In order to fight the millions of tons of plastic waste global food and beverage giants Nestlé and Danone together with packaging specialist Tetra Pak and waste management company Veolia have launched a new initiative to reduce, recover, and recycle plastic in packaging called The 3R Initiative.
The 3R Corporate Standard is designed to hold corporations accountable for plastic waste by independently assessing them against a set of guidelines. The standard is third-party certified, so companies can use the standard to credibly quantify the impacts of their own efforts and their waste recovery and recycling investments.
Core of the initiative is the 3R Crediting Mechanism which allows for the trading of credits in return for plastic recovery and recycling activities. Such activities include community waste collection from environment, waste pickers’ recovery of recyclable material, ocean clean-up efforts, and new municipal waste collection and/or recycling infrastructure. Credits can be acquired by companies looking to mitigate the portion of their waste footprint that cannot be tackled directly. In turn, waste recovery and recycling projects can use the revenues from credit sales to support and expand their efforts.
The initiative has initially earmarked 12 pilot projects across Asia, Africa and Latin America which could be supported by the credit-system, including one to help Brazil’s waste pickers to generate additional income, and another one in South East Asia to build new recycling infrastructure.
"To solve the problem of plastic pollution at scale, we need market-based solutions that can be used at scale and replicated worldwide. Market instruments such as credits provide the basis for a cost efficient and environmentally sound solution for plastic recovery and recycling." said Pedro Moura Costa, co-founder and president of BVRio, a non-profit organisation specialised in developing market mechanisms for the environment. His company leads the initiative together with Verra, another non-profit organization specialized in setting international environmental standards.
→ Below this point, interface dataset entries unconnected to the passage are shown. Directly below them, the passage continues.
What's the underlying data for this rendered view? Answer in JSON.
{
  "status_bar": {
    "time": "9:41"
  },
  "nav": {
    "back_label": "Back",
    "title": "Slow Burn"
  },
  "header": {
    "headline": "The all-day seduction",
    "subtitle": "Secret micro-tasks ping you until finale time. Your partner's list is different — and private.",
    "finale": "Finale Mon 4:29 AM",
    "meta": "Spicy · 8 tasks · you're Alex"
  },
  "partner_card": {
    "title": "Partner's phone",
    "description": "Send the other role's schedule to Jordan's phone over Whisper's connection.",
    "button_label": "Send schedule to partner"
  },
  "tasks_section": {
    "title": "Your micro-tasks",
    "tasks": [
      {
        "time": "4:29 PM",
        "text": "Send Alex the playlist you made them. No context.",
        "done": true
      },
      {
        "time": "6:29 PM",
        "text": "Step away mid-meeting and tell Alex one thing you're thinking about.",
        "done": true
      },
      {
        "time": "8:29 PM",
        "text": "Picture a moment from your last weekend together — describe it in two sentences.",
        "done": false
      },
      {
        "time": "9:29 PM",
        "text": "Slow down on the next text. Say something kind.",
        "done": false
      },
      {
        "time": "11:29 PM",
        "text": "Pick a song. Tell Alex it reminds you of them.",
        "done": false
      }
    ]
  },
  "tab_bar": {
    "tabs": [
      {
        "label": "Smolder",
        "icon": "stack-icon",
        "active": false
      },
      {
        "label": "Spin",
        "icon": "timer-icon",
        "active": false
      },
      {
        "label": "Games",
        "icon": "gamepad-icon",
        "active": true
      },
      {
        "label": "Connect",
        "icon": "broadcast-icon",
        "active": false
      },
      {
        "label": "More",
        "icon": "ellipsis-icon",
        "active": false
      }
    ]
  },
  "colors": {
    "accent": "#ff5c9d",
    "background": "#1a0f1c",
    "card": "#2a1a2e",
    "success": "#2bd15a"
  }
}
However, recovering and recycling plastic waste (the second two r’s of the initiative) is only the second best option for the environment. Main goal should always be to reduce (the first r) waste by avoid using plastic in packaging.
In February 2019, Carlsberg announced after a successful market test in the UK, to go global with a new eco-friendly packaging for six-packs which replaces the traditional plastic rings by tough glue that holds the beer cans together (inside.beer, 5.2.2019).
In April 2018, Diageo said the company would invest GBP16million (USD21m) to replace plastic ring carriers and shrink wrap from beer multipacks by 100 percent recyclable and biodegradable cardboard (inside.beer, 15.3.2019).
Other initiatives include replacing PET bottles by light-weight glass bottles, the use of fully recyclable non-returnable stainless steel kegs instead of PET one-way kegs by leading German brewery Oettinger (inside.beer, 29.7.2017), and the ban of drinking straws and shopping bags made from plastic in several countries.